With the pictures left out, write every entry down exactly.

+===+

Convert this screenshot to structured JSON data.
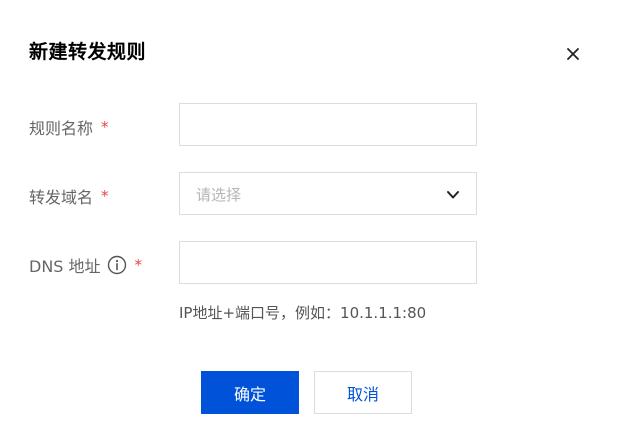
{
  "dialog": {
    "title": "新建转发规则",
    "close_icon": "close-icon"
  },
  "form": {
    "rule_name": {
      "label": "规则名称",
      "required_mark": "*",
      "value": ""
    },
    "forward_domain": {
      "label": "转发域名",
      "required_mark": "*",
      "placeholder": "请选择",
      "icon": "chevron-down-icon"
    },
    "dns_address": {
      "label": "DNS 地址",
      "required_mark": "*",
      "info_icon": "info-icon",
      "value": "",
      "hint": "IP地址+端口号，例如：10.1.1.1:80"
    }
  },
  "buttons": {
    "confirm_label": "确定",
    "cancel_label": "取消"
  },
  "colors": {
    "primary": "#0052d9",
    "required": "#e54545",
    "border": "#dcdcdc",
    "placeholder": "#b5b5b5"
  }
}
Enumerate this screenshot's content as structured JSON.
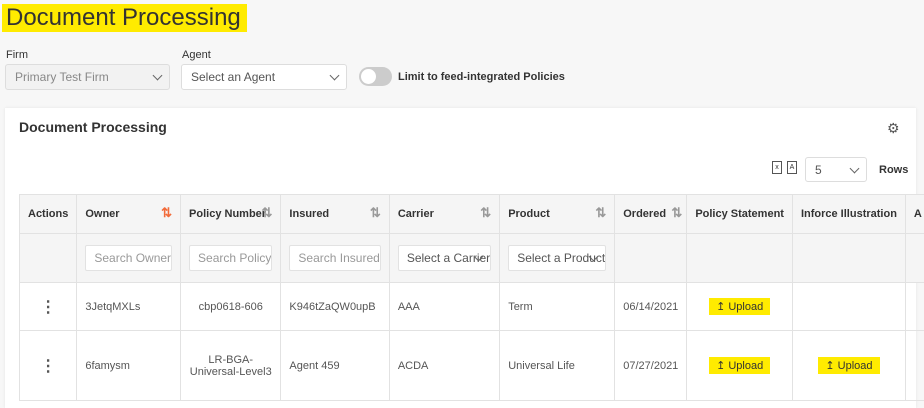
{
  "page_title": "Document Processing",
  "filters": {
    "firm_label": "Firm",
    "firm_value": "Primary Test Firm",
    "agent_label": "Agent",
    "agent_placeholder": "Select an Agent",
    "toggle_label": "Limit to feed-integrated Policies",
    "toggle_on": false
  },
  "card": {
    "title": "Document Processing",
    "rows_value": "5",
    "rows_label": "Rows",
    "export_icons": [
      "excel-icon",
      "pdf-icon"
    ]
  },
  "table": {
    "columns": [
      "Actions",
      "Owner",
      "Policy Number",
      "Insured",
      "Carrier",
      "Product",
      "Ordered",
      "Policy Statement",
      "Inforce Illustration",
      "A"
    ],
    "filters": {
      "owner": "Search Owner",
      "policy": "Search Policy",
      "insured": "Search Insured",
      "carrier": "Select a Carrier",
      "product": "Select a Product"
    },
    "rows": [
      {
        "owner": "3JetqMXLs",
        "policy": "cbp0618-606",
        "insured": "K946tZaQW0upB",
        "carrier": "AAA",
        "product": "Term",
        "ordered": "06/14/2021",
        "policy_statement": "Upload",
        "inforce": ""
      },
      {
        "owner": "6famysm",
        "policy": "LR-BGA-Universal-Level3",
        "insured": "Agent 459",
        "carrier": "ACDA",
        "product": "Universal Life",
        "ordered": "07/27/2021",
        "policy_statement": "Upload",
        "inforce": "Upload"
      }
    ]
  },
  "colors": {
    "highlight": "#ffeb00",
    "link": "#1ab0e8",
    "sort_active": "#f26b3a"
  }
}
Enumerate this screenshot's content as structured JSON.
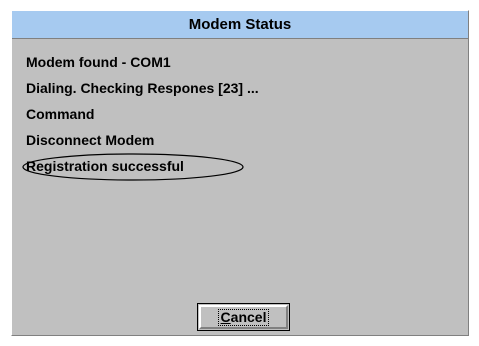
{
  "window": {
    "title": "Modem Status"
  },
  "status": {
    "lines": [
      "Modem found - COM1",
      "Dialing. Checking Respones [23] ...",
      "Command",
      "Disconnect Modem",
      "Registration successful"
    ]
  },
  "buttons": {
    "cancel": {
      "mnemonic": "C",
      "rest": "ancel"
    }
  },
  "colors": {
    "title_bar": "#a6caf0",
    "dialog_face": "#c0c0c0"
  }
}
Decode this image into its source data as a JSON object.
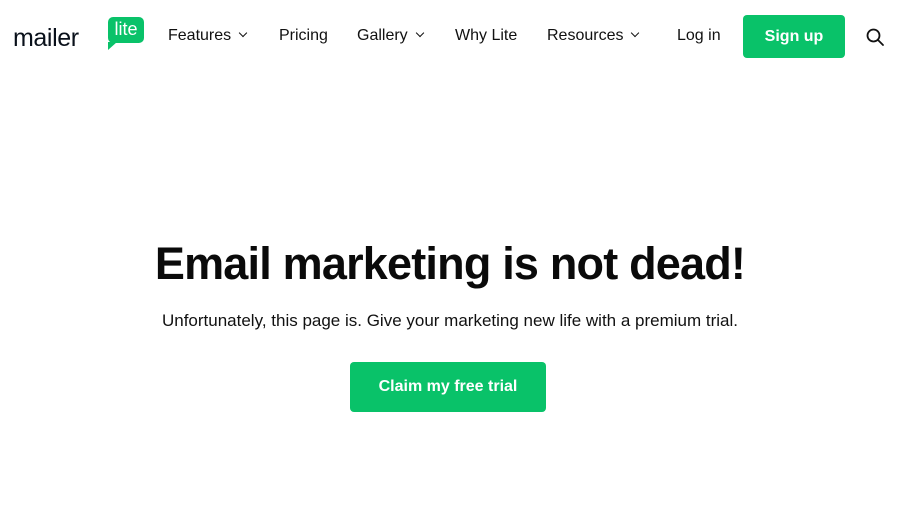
{
  "logo": {
    "word": "mailer",
    "badge": "lite"
  },
  "nav": {
    "features": "Features",
    "pricing": "Pricing",
    "gallery": "Gallery",
    "why_lite": "Why Lite",
    "resources": "Resources",
    "login": "Log in",
    "signup": "Sign up"
  },
  "hero": {
    "headline": "Email marketing is not dead!",
    "subline": "Unfortunately, this page is. Give your marketing new life with a premium trial.",
    "cta": "Claim my free trial"
  },
  "icons": {
    "search": "search-icon",
    "dropdown": "chevron-down-icon"
  },
  "colors": {
    "brand_green": "#09c269",
    "text": "#111111",
    "background": "#ffffff"
  }
}
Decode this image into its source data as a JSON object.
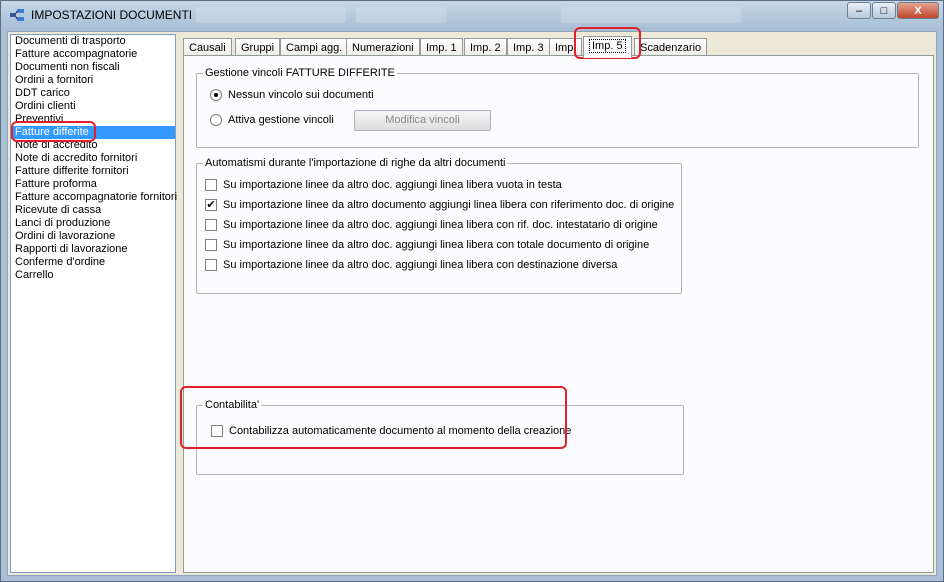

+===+

» **YOUR RESPONSE**:
Convert this screenshot to structured JSON data.
{
  "dialog": {
    "title": "新建转发规则",
    "close_icon": "close-icon"
  },
  "form": {
    "rule_name": {
      "label": "规则名称",
      "required_mark": "*",
      "value": ""
    },
    "forward_domain": {
      "label": "转发域名",
      "required_mark": "*",
      "placeholder": "请选择",
      "icon": "chevron-down-icon"
    },
    "dns_address": {
      "label": "DNS 地址",
      "required_mark": "*",
      "info_icon": "info-icon",
      "value": "",
      "hint": "IP地址+端口号，例如：10.1.1.1:80"
    }
  },
  "buttons": {
    "confirm_label": "确定",
    "cancel_label": "取消"
  },
  "colors": {
    "primary": "#0052d9",
    "required": "#e54545",
    "border": "#dcdcdc",
    "placeholder": "#b5b5b5"
  }
}
Enumerate this screenshot's content as structured JSON.
{
  "page_title": "Document Processing",
  "filters": {
    "firm_label": "Firm",
    "firm_value": "Primary Test Firm",
    "agent_label": "Agent",
    "agent_placeholder": "Select an Agent",
    "toggle_label": "Limit to feed-integrated Policies",
    "toggle_on": false
  },
  "card": {
    "title": "Document Processing",
    "rows_value": "5",
    "rows_label": "Rows",
    "export_icons": [
      "excel-icon",
      "pdf-icon"
    ]
  },
  "table": {
    "columns": [
      "Actions",
      "Owner",
      "Policy Number",
      "Insured",
      "Carrier",
      "Product",
      "Ordered",
      "Policy Statement",
      "Inforce Illustration",
      "A"
    ],
    "filters": {
      "owner": "Search Owner",
      "policy": "Search Policy",
      "insured": "Search Insured",
      "carrier": "Select a Carrier",
      "product": "Select a Product"
    },
    "rows": [
      {
        "owner": "3JetqMXLs",
        "policy": "cbp0618-606",
        "insured": "K946tZaQW0upB",
        "carrier": "AAA",
        "product": "Term",
        "ordered": "06/14/2021",
        "policy_statement": "Upload",
        "inforce": ""
      },
      {
        "owner": "6famysm",
        "policy": "LR-BGA-Universal-Level3",
        "insured": "Agent 459",
        "carrier": "ACDA",
        "product": "Universal Life",
        "ordered": "07/27/2021",
        "policy_statement": "Upload",
        "inforce": "Upload"
      }
    ]
  },
  "colors": {
    "highlight": "#ffeb00",
    "link": "#1ab0e8",
    "sort_active": "#f26b3a"
  }
}
Enumerate this screenshot's content as structured JSON.
{
  "window": {
    "title": "Modem Status"
  },
  "status": {
    "lines": [
      "Modem found - COM1",
      "Dialing. Checking Respones [23] ...",
      "Command",
      "Disconnect Modem",
      "Registration successful"
    ]
  },
  "buttons": {
    "cancel": {
      "mnemonic": "C",
      "rest": "ancel"
    }
  },
  "colors": {
    "title_bar": "#a6caf0",
    "dialog_face": "#c0c0c0"
  }
}
Decode this image into its source data as a JSON object.
{
  "logo": {
    "word": "mailer",
    "badge": "lite"
  },
  "nav": {
    "features": "Features",
    "pricing": "Pricing",
    "gallery": "Gallery",
    "why_lite": "Why Lite",
    "resources": "Resources",
    "login": "Log in",
    "signup": "Sign up"
  },
  "hero": {
    "headline": "Email marketing is not dead!",
    "subline": "Unfortunately, this page is. Give your marketing new life with a premium trial.",
    "cta": "Claim my free trial"
  },
  "icons": {
    "search": "search-icon",
    "dropdown": "chevron-down-icon"
  },
  "colors": {
    "brand_green": "#09c269",
    "text": "#111111",
    "background": "#ffffff"
  }
}
Decode this image into its source data as a JSON object.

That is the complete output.